Terra Cotta is a kind of earthenware which is rapidly coming into use as a substitute for stone in the ornamental parts of buildings.

1 Percy's Metallurgy, p. 238. 2 Mr. Baldwin Latham, Sanitary Engineering.

Many localities furnish clay from which terra cotta may be made, as, for example, Tamworth, in Staffordshire; Watcombe, in Devonshire; Poole, in Dorsetshire; Everton, in Surrey, and other places in Northamptonshire and Cornwall.

Making Terra Cotta

The great difficulty to be overcome in making terra cotta is the uncertain shrinkage of the clay.

To obviate this as much as possible, different clays are mixed together, and a large proportion of ground glass, pottery, and, in some cases, of sand, is added.

This mixture is ground into fine powder, thrown into water, finely strained, pugged, kneaded, forced into plaster moulds smeared with soft soap, very carefully dried, gradually baked in a pottery kiln, and slowly cooled.

The drying process requires to be conducted with extreme care. If the blocks are subjected to draughts of cold air, if they are of unequal thickness, or if the operation is conducted too quickly, they will warp, twist, and become useless.

Nature Of Clay

As before mentioned, the red clays contain oxide of iron. If this is in considerable proportion (say from 8 to 10 per cent), it makes them very fusible and difficult to burn successfully.

This fusibility is aggravated by the presence of lime, magnesia, and other impurities, and the resulting terra cotta is not so hard and durable as that from the more refractory white clays.

In some cases the white clay is used with an admixture of oxide of iron just sufficient to make it burn to a good red colour.

Fireclays are used for the manufacture of terra cotta, in some instances with very little preparation.

Terra cotta made from fireclays, when properly burnt, is excellent in texture, colour, and surface, but appears ragged and porous directly the outer skin is removed. It manifestly suffers for want of a small proportion of some flux, such as that afforded by the lime and alkalies in the mixed clays.

The mixed clays used for terra cotta contract from 1/10 to 1/12 of their linear dimensions in drying and baking.

The red clays shrink only about 1/20 lineally, while fireclays shrink as much as 1/8 More than half of this shrinkage is in drying, and the remainder in burning.


The blocks used for building purposes should average from about 1 to 3 cubic feet in bulk, and no block should contairi more than 4 cubic feet.

Such blocks are generally made hollow, the thickness of the shell of terra cotta being from 1 inch to 2 inches.

Large blocks should have a diaphragm, or partition of terra cotta across them, to prevent their warping.

If required to bear considerable weight the blocks should be filled with broken brick bedded in good mortar or cement.

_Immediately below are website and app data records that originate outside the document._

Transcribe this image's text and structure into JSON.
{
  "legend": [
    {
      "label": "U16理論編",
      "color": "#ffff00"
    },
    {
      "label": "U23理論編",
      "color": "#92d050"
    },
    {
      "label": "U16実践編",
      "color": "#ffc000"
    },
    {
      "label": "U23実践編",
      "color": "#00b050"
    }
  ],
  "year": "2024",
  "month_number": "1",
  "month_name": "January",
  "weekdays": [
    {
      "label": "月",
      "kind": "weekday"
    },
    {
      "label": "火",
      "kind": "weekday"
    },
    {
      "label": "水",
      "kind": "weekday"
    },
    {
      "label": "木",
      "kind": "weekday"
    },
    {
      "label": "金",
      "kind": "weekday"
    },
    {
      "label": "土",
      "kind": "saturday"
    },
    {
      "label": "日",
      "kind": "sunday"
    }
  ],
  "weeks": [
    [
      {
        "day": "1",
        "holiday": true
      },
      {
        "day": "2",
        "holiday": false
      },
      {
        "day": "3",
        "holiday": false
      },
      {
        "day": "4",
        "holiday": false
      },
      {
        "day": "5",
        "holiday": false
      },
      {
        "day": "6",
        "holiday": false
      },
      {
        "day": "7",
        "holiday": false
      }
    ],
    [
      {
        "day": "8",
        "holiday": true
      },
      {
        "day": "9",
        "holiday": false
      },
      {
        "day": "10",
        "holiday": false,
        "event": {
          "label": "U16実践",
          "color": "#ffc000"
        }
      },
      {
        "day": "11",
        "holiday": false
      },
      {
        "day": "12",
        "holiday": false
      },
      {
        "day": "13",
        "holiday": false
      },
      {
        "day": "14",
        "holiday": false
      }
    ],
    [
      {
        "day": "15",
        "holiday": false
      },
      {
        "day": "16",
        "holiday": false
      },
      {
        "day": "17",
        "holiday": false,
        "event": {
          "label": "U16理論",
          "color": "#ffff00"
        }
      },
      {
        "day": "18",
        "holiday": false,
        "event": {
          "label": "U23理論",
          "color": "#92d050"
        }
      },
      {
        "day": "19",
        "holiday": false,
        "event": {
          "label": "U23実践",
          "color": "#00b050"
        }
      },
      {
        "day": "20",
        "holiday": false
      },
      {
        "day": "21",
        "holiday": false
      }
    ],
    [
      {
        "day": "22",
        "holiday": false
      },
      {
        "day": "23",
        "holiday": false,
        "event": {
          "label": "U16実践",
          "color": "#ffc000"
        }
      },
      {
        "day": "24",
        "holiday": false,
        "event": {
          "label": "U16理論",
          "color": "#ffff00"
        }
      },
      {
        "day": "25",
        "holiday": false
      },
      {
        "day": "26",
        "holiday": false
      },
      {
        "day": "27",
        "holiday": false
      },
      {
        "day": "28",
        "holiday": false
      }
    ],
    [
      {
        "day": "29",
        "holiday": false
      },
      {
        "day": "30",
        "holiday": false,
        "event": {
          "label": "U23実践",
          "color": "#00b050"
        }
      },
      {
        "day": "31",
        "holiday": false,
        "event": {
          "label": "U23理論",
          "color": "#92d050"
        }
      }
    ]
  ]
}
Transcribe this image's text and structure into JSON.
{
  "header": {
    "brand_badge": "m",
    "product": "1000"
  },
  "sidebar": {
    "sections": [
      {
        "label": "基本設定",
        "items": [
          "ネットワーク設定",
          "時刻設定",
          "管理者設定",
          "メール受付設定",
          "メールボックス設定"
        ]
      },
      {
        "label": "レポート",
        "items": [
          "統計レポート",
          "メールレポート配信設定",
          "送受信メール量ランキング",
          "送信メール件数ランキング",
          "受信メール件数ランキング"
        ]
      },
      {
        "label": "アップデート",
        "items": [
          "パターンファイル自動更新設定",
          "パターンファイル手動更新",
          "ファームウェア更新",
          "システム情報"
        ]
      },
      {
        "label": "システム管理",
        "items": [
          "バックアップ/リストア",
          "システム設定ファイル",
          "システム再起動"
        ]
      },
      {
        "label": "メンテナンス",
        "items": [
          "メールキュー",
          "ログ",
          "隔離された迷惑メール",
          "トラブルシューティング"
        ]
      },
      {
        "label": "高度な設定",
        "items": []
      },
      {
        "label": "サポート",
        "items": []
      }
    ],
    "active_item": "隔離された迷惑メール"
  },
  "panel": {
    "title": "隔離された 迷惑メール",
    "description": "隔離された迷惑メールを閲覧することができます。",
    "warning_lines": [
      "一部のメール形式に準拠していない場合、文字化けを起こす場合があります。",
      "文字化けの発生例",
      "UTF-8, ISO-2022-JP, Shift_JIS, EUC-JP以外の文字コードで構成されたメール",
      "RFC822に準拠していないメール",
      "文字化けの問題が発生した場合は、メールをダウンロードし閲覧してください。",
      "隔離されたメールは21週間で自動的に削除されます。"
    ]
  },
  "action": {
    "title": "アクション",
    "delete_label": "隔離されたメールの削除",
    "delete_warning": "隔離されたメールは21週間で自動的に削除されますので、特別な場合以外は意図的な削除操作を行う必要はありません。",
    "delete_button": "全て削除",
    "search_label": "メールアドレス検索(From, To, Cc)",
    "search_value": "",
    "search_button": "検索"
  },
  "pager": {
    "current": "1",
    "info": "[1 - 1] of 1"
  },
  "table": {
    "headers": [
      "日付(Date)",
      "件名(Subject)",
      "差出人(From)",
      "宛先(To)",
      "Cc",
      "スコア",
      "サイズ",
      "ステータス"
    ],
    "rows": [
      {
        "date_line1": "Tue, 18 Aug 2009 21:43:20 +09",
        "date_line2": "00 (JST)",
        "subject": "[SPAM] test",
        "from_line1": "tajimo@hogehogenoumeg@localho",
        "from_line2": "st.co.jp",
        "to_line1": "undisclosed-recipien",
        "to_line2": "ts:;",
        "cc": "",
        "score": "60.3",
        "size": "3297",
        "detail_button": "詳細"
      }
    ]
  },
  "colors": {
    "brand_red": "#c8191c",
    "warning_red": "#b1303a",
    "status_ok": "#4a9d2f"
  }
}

Building Terra Cotta

The blocks should be so shaped as to form a good bond with the brickwork, or whatever material is used for the backing.

The blocks are usually made from 12 inches to 18 inches long, 6 inches to 15 inches high, and from 41/2 to 9 inches thick on the bed. These dimensions are suitable for bonding into brick backing.

When the blocks are of the thicknesses above mentioned, the joints are made square and flush as in ordinary ashlar work.


The advantages of terra cotta are as follows: -


If properly burnt, it is unaffected by the atmosphere, or by acid fumes of any description.


If solid it weighs 122 lbs. per foot cube; but if hollow, as generally used, it weighs only from 60 to 70 lbs. per foot cube, or half the weight of the lightest building stones.


Its resistance, when solid to compression, is nearly 1/3 greater than that of Portland stone.


Mr. Page found by experiment that it lost 1/16 inch in thickness, while York stone lost 1/4 inch with the same amount of friction. It is, therefore, well adapted for floors.